═════ SOURCE INFORMATION
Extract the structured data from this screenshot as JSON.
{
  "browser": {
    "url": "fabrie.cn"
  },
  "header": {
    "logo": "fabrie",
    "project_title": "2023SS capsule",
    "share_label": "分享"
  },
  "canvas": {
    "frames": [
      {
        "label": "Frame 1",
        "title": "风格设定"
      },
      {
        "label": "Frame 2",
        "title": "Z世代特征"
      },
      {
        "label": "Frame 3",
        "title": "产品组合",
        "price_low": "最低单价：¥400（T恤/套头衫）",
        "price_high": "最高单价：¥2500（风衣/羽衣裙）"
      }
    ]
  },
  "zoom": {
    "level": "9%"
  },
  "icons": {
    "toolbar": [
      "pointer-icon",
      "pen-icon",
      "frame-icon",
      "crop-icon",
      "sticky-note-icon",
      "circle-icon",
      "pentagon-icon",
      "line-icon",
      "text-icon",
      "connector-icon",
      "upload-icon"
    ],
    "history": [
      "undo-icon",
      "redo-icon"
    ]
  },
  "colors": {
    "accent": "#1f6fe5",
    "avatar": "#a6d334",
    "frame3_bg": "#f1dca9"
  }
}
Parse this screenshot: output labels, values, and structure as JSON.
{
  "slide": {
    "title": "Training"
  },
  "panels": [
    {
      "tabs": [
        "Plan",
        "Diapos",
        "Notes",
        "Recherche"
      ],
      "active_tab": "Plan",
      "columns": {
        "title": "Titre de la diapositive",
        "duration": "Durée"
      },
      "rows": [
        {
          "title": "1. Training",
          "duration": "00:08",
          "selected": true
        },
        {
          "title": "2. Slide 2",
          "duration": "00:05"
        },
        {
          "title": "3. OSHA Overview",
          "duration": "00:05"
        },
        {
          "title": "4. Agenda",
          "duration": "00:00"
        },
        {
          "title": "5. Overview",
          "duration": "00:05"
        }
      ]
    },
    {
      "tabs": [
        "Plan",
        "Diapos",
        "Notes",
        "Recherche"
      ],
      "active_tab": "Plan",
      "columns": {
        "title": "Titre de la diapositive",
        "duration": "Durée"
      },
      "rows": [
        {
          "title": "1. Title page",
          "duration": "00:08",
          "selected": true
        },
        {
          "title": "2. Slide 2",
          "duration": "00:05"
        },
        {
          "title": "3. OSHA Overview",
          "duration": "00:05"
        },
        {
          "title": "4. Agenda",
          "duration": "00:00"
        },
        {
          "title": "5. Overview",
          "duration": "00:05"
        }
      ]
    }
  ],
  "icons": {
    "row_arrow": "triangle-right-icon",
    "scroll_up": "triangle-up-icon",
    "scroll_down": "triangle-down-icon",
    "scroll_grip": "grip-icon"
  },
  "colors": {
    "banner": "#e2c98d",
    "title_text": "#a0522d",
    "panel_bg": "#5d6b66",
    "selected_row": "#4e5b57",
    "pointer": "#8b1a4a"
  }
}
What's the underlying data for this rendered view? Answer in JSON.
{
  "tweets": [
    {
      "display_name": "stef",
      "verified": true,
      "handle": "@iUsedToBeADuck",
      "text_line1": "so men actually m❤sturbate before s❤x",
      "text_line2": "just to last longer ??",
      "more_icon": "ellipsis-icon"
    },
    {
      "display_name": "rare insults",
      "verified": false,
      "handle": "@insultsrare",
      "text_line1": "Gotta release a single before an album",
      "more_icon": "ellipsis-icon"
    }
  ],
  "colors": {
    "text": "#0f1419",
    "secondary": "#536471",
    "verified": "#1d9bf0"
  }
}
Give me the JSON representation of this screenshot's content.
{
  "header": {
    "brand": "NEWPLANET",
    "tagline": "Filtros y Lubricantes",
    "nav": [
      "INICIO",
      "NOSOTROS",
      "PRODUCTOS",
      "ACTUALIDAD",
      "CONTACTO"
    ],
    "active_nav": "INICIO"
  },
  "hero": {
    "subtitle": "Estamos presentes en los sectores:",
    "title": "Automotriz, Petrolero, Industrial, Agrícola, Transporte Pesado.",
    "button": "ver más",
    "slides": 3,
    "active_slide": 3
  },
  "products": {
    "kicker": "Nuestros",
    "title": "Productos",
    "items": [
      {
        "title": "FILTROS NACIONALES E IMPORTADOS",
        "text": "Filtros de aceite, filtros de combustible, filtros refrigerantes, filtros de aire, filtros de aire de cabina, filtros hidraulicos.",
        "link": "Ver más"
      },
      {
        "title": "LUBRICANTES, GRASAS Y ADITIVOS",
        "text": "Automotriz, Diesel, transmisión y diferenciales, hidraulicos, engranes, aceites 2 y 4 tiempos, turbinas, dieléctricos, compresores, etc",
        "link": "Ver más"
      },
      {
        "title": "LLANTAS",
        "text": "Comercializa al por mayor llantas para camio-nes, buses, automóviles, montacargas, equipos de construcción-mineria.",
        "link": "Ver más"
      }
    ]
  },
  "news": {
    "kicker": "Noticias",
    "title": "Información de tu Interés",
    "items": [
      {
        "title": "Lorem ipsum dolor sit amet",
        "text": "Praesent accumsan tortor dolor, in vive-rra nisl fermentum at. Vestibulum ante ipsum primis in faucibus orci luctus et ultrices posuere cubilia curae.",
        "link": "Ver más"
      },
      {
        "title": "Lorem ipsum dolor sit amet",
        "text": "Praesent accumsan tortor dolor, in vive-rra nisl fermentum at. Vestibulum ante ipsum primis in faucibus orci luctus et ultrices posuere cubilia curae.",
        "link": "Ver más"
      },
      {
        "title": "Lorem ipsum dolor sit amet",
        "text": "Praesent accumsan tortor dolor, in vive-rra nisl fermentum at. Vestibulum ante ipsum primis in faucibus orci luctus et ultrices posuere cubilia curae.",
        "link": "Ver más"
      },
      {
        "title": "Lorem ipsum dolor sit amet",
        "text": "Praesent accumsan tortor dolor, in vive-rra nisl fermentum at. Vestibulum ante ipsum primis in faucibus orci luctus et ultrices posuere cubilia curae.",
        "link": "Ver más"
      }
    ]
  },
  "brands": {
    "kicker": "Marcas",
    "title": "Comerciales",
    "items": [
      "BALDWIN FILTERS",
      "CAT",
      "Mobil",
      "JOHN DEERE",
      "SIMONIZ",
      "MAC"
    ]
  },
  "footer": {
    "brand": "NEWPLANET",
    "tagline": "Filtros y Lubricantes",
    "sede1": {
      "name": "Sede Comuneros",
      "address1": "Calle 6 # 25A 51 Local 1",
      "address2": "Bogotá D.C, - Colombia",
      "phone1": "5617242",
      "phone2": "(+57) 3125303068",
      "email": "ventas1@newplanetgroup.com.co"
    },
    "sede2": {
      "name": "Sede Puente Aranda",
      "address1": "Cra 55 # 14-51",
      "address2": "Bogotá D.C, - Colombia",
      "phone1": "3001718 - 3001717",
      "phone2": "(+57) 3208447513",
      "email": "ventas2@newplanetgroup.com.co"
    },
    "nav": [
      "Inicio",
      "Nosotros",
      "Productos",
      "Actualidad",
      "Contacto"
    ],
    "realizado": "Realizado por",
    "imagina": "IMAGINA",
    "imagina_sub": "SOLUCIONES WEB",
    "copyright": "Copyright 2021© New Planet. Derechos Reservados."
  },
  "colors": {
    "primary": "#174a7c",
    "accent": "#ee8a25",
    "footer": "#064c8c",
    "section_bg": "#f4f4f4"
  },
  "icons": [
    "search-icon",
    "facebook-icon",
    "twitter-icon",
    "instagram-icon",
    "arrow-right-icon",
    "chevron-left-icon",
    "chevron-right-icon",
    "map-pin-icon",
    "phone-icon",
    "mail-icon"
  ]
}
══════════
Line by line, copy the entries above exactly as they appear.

■ **TASK SOLUTION**:
Extract the structured data from this screenshot as JSON.
{
  "browser": {
    "url": "fabrie.cn"
  },
  "header": {
    "logo": "fabrie",
    "project_title": "2023SS capsule",
    "share_label": "分享"
  },
  "canvas": {
    "frames": [
      {
        "label": "Frame 1",
        "title": "风格设定"
      },
      {
        "label": "Frame 2",
        "title": "Z世代特征"
      },
      {
        "label": "Frame 3",
        "title": "产品组合",
        "price_low": "最低单价：¥400（T恤/套头衫）",
        "price_high": "最高单价：¥2500（风衣/羽衣裙）"
      }
    ]
  },
  "zoom": {
    "level": "9%"
  },
  "icons": {
    "toolbar": [
      "pointer-icon",
      "pen-icon",
      "frame-icon",
      "crop-icon",
      "sticky-note-icon",
      "circle-icon",
      "pentagon-icon",
      "line-icon",
      "text-icon",
      "connector-icon",
      "upload-icon"
    ],
    "history": [
      "undo-icon",
      "redo-icon"
    ]
  },
  "colors": {
    "accent": "#1f6fe5",
    "avatar": "#a6d334",
    "frame3_bg": "#f1dca9"
  }
}
Parse this screenshot: output labels, values, and structure as JSON.
{
  "slide": {
    "title": "Training"
  },
  "panels": [
    {
      "tabs": [
        "Plan",
        "Diapos",
        "Notes",
        "Recherche"
      ],
      "active_tab": "Plan",
      "columns": {
        "title": "Titre de la diapositive",
        "duration": "Durée"
      },
      "rows": [
        {
          "title": "1. Training",
          "duration": "00:08",
          "selected": true
        },
        {
          "title": "2. Slide 2",
          "duration": "00:05"
        },
        {
          "title": "3. OSHA Overview",
          "duration": "00:05"
        },
        {
          "title": "4. Agenda",
          "duration": "00:00"
        },
        {
          "title": "5. Overview",
          "duration": "00:05"
        }
      ]
    },
    {
      "tabs": [
        "Plan",
        "Diapos",
        "Notes",
        "Recherche"
      ],
      "active_tab": "Plan",
      "columns": {
        "title": "Titre de la diapositive",
        "duration": "Durée"
      },
      "rows": [
        {
          "title": "1. Title page",
          "duration": "00:08",
          "selected": true
        },
        {
          "title": "2. Slide 2",
          "duration": "00:05"
        },
        {
          "title": "3. OSHA Overview",
          "duration": "00:05"
        },
        {
          "title": "4. Agenda",
          "duration": "00:00"
        },
        {
          "title": "5. Overview",
          "duration": "00:05"
        }
      ]
    }
  ],
  "icons": {
    "row_arrow": "triangle-right-icon",
    "scroll_up": "triangle-up-icon",
    "scroll_down": "triangle-down-icon",
    "scroll_grip": "grip-icon"
  },
  "colors": {
    "banner": "#e2c98d",
    "title_text": "#a0522d",
    "panel_bg": "#5d6b66",
    "selected_row": "#4e5b57",
    "pointer": "#8b1a4a"
  }
}
What's the underlying data for this rendered view? Answer in JSON.
{
  "tweets": [
    {
      "display_name": "stef",
      "verified": true,
      "handle": "@iUsedToBeADuck",
      "text_line1": "so men actually m❤sturbate before s❤x",
      "text_line2": "just to last longer ??",
      "more_icon": "ellipsis-icon"
    },
    {
      "display_name": "rare insults",
      "verified": false,
      "handle": "@insultsrare",
      "text_line1": "Gotta release a single before an album",
      "more_icon": "ellipsis-icon"
    }
  ],
  "colors": {
    "text": "#0f1419",
    "secondary": "#536471",
    "verified": "#1d9bf0"
  }
}
Give me the JSON representation of this screenshot's content.
{
  "header": {
    "brand": "NEWPLANET",
    "tagline": "Filtros y Lubricantes",
    "nav": [
      "INICIO",
      "NOSOTROS",
      "PRODUCTOS",
      "ACTUALIDAD",
      "CONTACTO"
    ],
    "active_nav": "INICIO"
  },
  "hero": {
    "subtitle": "Estamos presentes en los sectores:",
    "title": "Automotriz, Petrolero, Industrial, Agrícola, Transporte Pesado.",
    "button": "ver más",
    "slides": 3,
    "active_slide": 3
  },
  "products": {
    "kicker": "Nuestros",
    "title": "Productos",
    "items": [
      {
        "title": "FILTROS NACIONALES E IMPORTADOS",
        "text": "Filtros de aceite, filtros de combustible, filtros refrigerantes, filtros de aire, filtros de aire de cabina, filtros hidraulicos.",
        "link": "Ver más"
      },
      {
        "title": "LUBRICANTES, GRASAS Y ADITIVOS",
        "text": "Automotriz, Diesel, transmisión y diferenciales, hidraulicos, engranes, aceites 2 y 4 tiempos, turbinas, dieléctricos, compresores, etc",
        "link": "Ver más"
      },
      {
        "title": "LLANTAS",
        "text": "Comercializa al por mayor llantas para camio-nes, buses, automóviles, montacargas, equipos de construcción-mineria.",
        "link": "Ver más"
      }
    ]
  },
  "news": {
    "kicker": "Noticias",
    "title": "Información de tu Interés",
    "items": [
      {
        "title": "Lorem ipsum dolor sit amet",
        "text": "Praesent accumsan tortor dolor, in vive-rra nisl fermentum at. Vestibulum ante ipsum primis in faucibus orci luctus et ultrices posuere cubilia curae.",
        "link": "Ver más"
      },
      {
        "title": "Lorem ipsum dolor sit amet",
        "text": "Praesent accumsan tortor dolor, in vive-rra nisl fermentum at. Vestibulum ante ipsum primis in faucibus orci luctus et ultrices posuere cubilia curae.",
        "link": "Ver más"
      },
      {
        "title": "Lorem ipsum dolor sit amet",
        "text": "Praesent accumsan tortor dolor, in vive-rra nisl fermentum at. Vestibulum ante ipsum primis in faucibus orci luctus et ultrices posuere cubilia curae.",
        "link": "Ver más"
      },
      {
        "title": "Lorem ipsum dolor sit amet",
        "text": "Praesent accumsan tortor dolor, in vive-rra nisl fermentum at. Vestibulum ante ipsum primis in faucibus orci luctus et ultrices posuere cubilia curae.",
        "link": "Ver más"
      }
    ]
  },
  "brands": {
    "kicker": "Marcas",
    "title": "Comerciales",
    "items": [
      "BALDWIN FILTERS",
      "CAT",
      "Mobil",
      "JOHN DEERE",
      "SIMONIZ",
      "MAC"
    ]
  },
  "footer": {
    "brand": "NEWPLANET",
    "tagline": "Filtros y Lubricantes",
    "sede1": {
      "name": "Sede Comuneros",
      "address1": "Calle 6 # 25A 51 Local 1",
      "address2": "Bogotá D.C, - Colombia",
      "phone1": "5617242",
      "phone2": "(+57) 3125303068",
      "email": "ventas1@newplanetgroup.com.co"
    },
    "sede2": {
      "name": "Sede Puente Aranda",
      "address1": "Cra 55 # 14-51",
      "address2": "Bogotá D.C, - Colombia",
      "phone1": "3001718 - 3001717",
      "phone2": "(+57) 3208447513",
      "email": "ventas2@newplanetgroup.com.co"
    },
    "nav": [
      "Inicio",
      "Nosotros",
      "Productos",
      "Actualidad",
      "Contacto"
    ],
    "realizado": "Realizado por",
    "imagina": "IMAGINA",
    "imagina_sub": "SOLUCIONES WEB",
    "copyright": "Copyright 2021© New Planet. Derechos Reservados."
  },
  "colors": {
    "primary": "#174a7c",
    "accent": "#ee8a25",
    "footer": "#064c8c",
    "section_bg": "#f4f4f4"
  },
  "icons": [
    "search-icon",
    "facebook-icon",
    "twitter-icon",
    "instagram-icon",
    "arrow-right-icon",
    "chevron-left-icon",
    "chevron-right-icon",
    "map-pin-icon",
    "phone-icon",
    "mail-icon"
  ]
}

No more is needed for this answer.